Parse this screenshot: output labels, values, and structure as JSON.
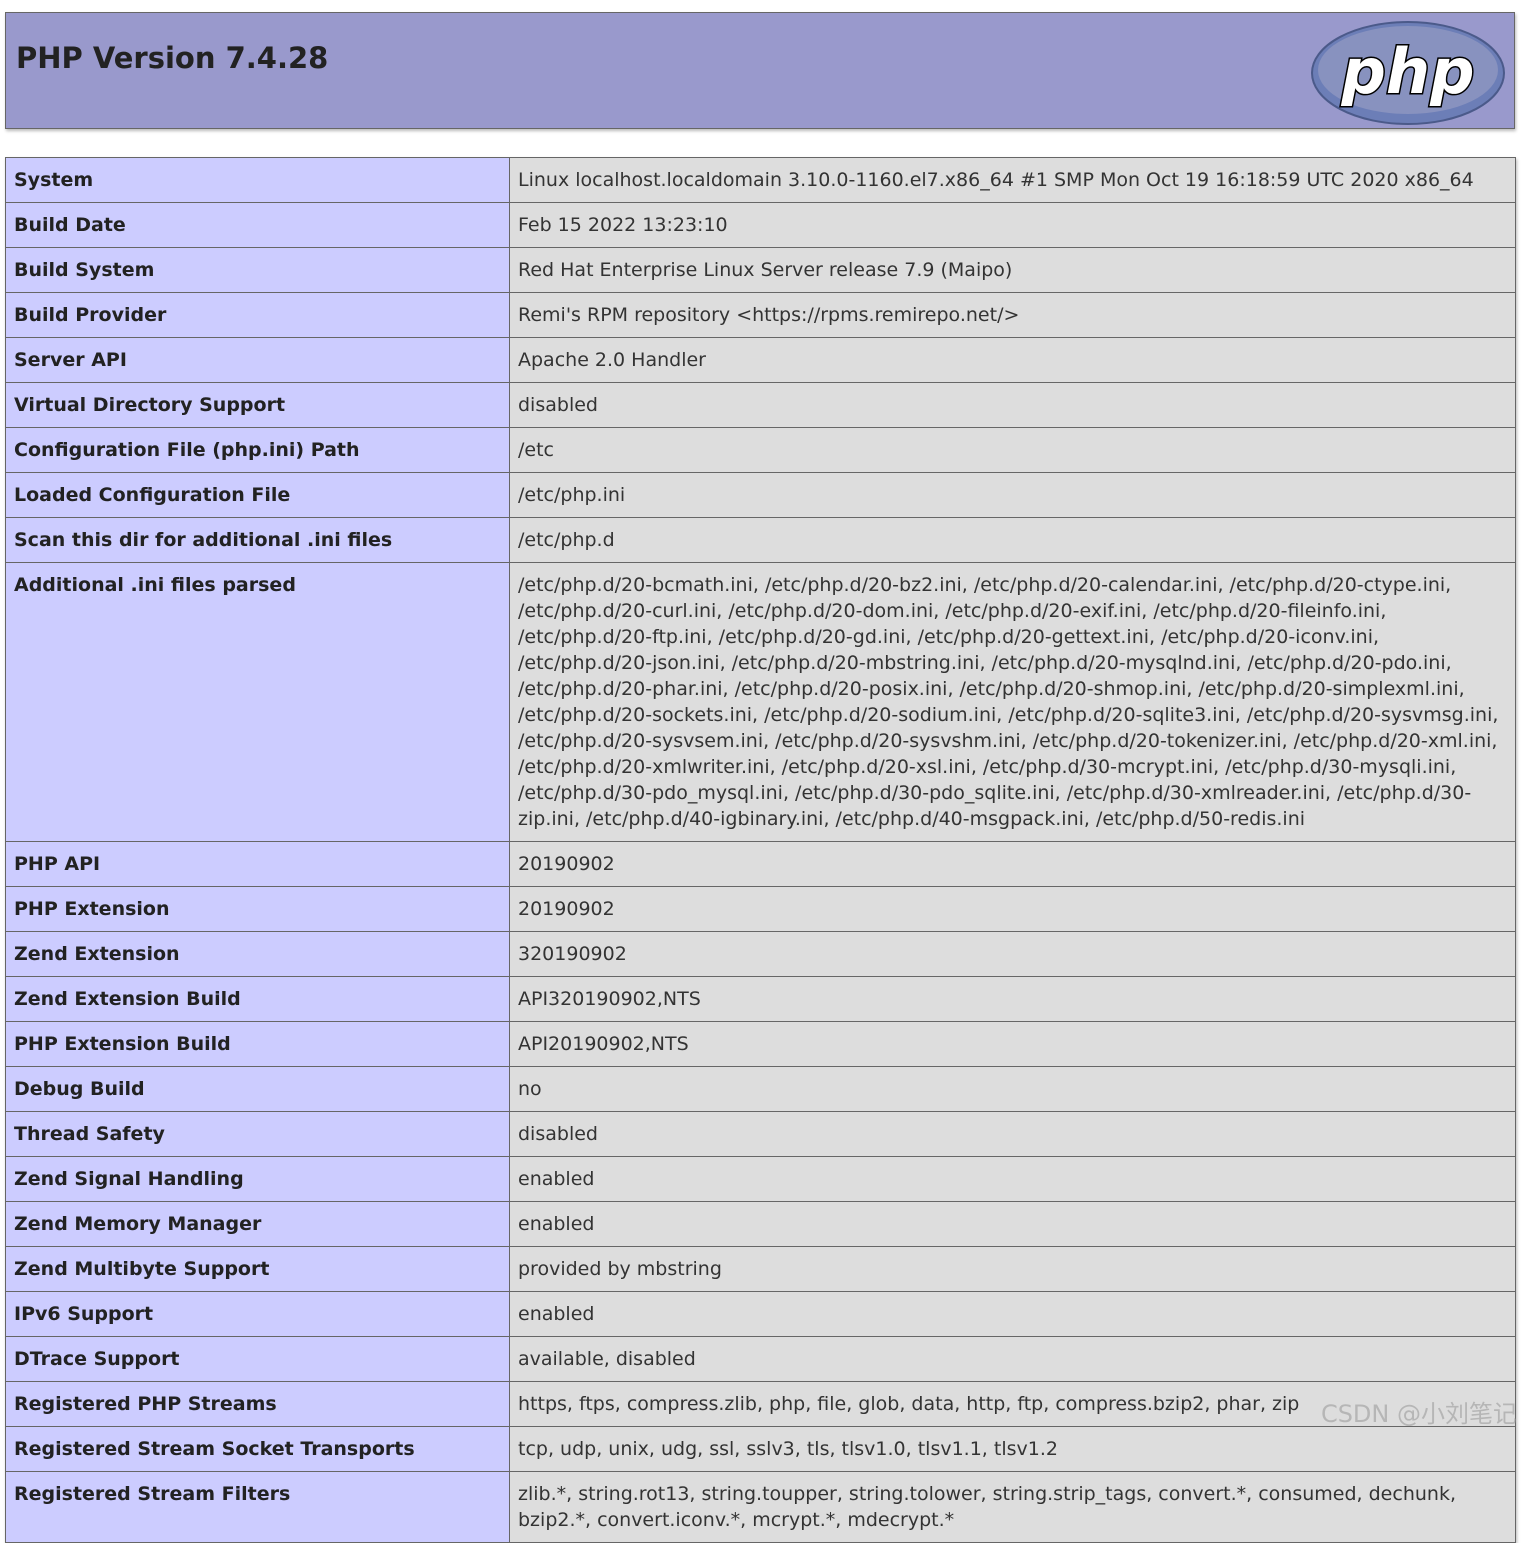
{
  "header": {
    "title": "PHP Version 7.4.28",
    "logo_text": "php",
    "colors": {
      "header_bg": "#9999cc",
      "key_bg": "#ccccff",
      "value_bg": "#dddddd"
    }
  },
  "rows": [
    {
      "key": "System",
      "value": "Linux localhost.localdomain 3.10.0-1160.el7.x86_64 #1 SMP Mon Oct 19 16:18:59 UTC 2020 x86_64"
    },
    {
      "key": "Build Date",
      "value": "Feb 15 2022 13:23:10"
    },
    {
      "key": "Build System",
      "value": "Red Hat Enterprise Linux Server release 7.9 (Maipo)"
    },
    {
      "key": "Build Provider",
      "value": "Remi's RPM repository <https://rpms.remirepo.net/>"
    },
    {
      "key": "Server API",
      "value": "Apache 2.0 Handler"
    },
    {
      "key": "Virtual Directory Support",
      "value": "disabled"
    },
    {
      "key": "Configuration File (php.ini) Path",
      "value": "/etc"
    },
    {
      "key": "Loaded Configuration File",
      "value": "/etc/php.ini"
    },
    {
      "key": "Scan this dir for additional .ini files",
      "value": "/etc/php.d"
    },
    {
      "key": "Additional .ini files parsed",
      "value": "/etc/php.d/20-bcmath.ini, /etc/php.d/20-bz2.ini, /etc/php.d/20-calendar.ini, /etc/php.d/20-ctype.ini, /etc/php.d/20-curl.ini, /etc/php.d/20-dom.ini, /etc/php.d/20-exif.ini, /etc/php.d/20-fileinfo.ini, /etc/php.d/20-ftp.ini, /etc/php.d/20-gd.ini, /etc/php.d/20-gettext.ini, /etc/php.d/20-iconv.ini, /etc/php.d/20-json.ini, /etc/php.d/20-mbstring.ini, /etc/php.d/20-mysqlnd.ini, /etc/php.d/20-pdo.ini, /etc/php.d/20-phar.ini, /etc/php.d/20-posix.ini, /etc/php.d/20-shmop.ini, /etc/php.d/20-simplexml.ini, /etc/php.d/20-sockets.ini, /etc/php.d/20-sodium.ini, /etc/php.d/20-sqlite3.ini, /etc/php.d/20-sysvmsg.ini, /etc/php.d/20-sysvsem.ini, /etc/php.d/20-sysvshm.ini, /etc/php.d/20-tokenizer.ini, /etc/php.d/20-xml.ini, /etc/php.d/20-xmlwriter.ini, /etc/php.d/20-xsl.ini, /etc/php.d/30-mcrypt.ini, /etc/php.d/30-mysqli.ini, /etc/php.d/30-pdo_mysql.ini, /etc/php.d/30-pdo_sqlite.ini, /etc/php.d/30-xmlreader.ini, /etc/php.d/30-zip.ini, /etc/php.d/40-igbinary.ini, /etc/php.d/40-msgpack.ini, /etc/php.d/50-redis.ini"
    },
    {
      "key": "PHP API",
      "value": "20190902"
    },
    {
      "key": "PHP Extension",
      "value": "20190902"
    },
    {
      "key": "Zend Extension",
      "value": "320190902"
    },
    {
      "key": "Zend Extension Build",
      "value": "API320190902,NTS"
    },
    {
      "key": "PHP Extension Build",
      "value": "API20190902,NTS"
    },
    {
      "key": "Debug Build",
      "value": "no"
    },
    {
      "key": "Thread Safety",
      "value": "disabled"
    },
    {
      "key": "Zend Signal Handling",
      "value": "enabled"
    },
    {
      "key": "Zend Memory Manager",
      "value": "enabled"
    },
    {
      "key": "Zend Multibyte Support",
      "value": "provided by mbstring"
    },
    {
      "key": "IPv6 Support",
      "value": "enabled"
    },
    {
      "key": "DTrace Support",
      "value": "available, disabled"
    },
    {
      "key": "Registered PHP Streams",
      "value": "https, ftps, compress.zlib, php, file, glob, data, http, ftp, compress.bzip2, phar, zip"
    },
    {
      "key": "Registered Stream Socket Transports",
      "value": "tcp, udp, unix, udg, ssl, sslv3, tls, tlsv1.0, tlsv1.1, tlsv1.2"
    },
    {
      "key": "Registered Stream Filters",
      "value": "zlib.*, string.rot13, string.toupper, string.tolower, string.strip_tags, convert.*, consumed, dechunk, bzip2.*, convert.iconv.*, mcrypt.*, mdecrypt.*"
    }
  ],
  "watermark": "CSDN @小刘笔记"
}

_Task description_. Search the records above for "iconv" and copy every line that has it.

_Answer space_.
      "value": "/etc/php.d/20-bcmath.ini, /etc/php.d/20-bz2.ini, /etc/php.d/20-calendar.ini, /etc/php.d/20-ctype.ini, /etc/php.d/20-curl.ini, /etc/php.d/20-dom.ini, /etc/php.d/20-exif.ini, /etc/php.d/20-fileinfo.ini, /etc/php.d/20-ftp.ini, /etc/php.d/20-gd.ini, /etc/php.d/20-gettext.ini, /etc/php.d/20-iconv.ini, /etc/php.d/20-json.ini, /etc/php.d/20-mbstring.ini, /etc/php.d/20-mysqlnd.ini, /etc/php.d/20-pdo.ini, /etc/php.d/20-phar.ini, /etc/php.d/20-posix.ini, /etc/php.d/20-shmop.ini, /etc/php.d/20-simplexml.ini, /etc/php.d/20-sockets.ini, /etc/php.d/20-sodium.ini, /etc/php.d/20-sqlite3.ini, /etc/php.d/20-sysvmsg.ini, /etc/php.d/20-sysvsem.ini, /etc/php.d/20-sysvshm.ini, /etc/php.d/20-tokenizer.ini, /etc/php.d/20-xml.ini, /etc/php.d/20-xmlwriter.ini, /etc/php.d/20-xsl.ini, /etc/php.d/30-mcrypt.ini, /etc/php.d/30-mysqli.ini, /etc/php.d/30-pdo_mysql.ini, /etc/php.d/30-pdo_sqlite.ini, /etc/php.d/30-xmlreader.ini, /etc/php.d/30-zip.ini, /etc/php.d/40-igbinary.ini, /etc/php.d/40-msgpack.ini, /etc/php.d/50-redis.ini"
      "value": "zlib.*, string.rot13, string.toupper, string.tolower, string.strip_tags, convert.*, consumed, dechunk, bzip2.*, convert.iconv.*, mcrypt.*, mdecrypt.*"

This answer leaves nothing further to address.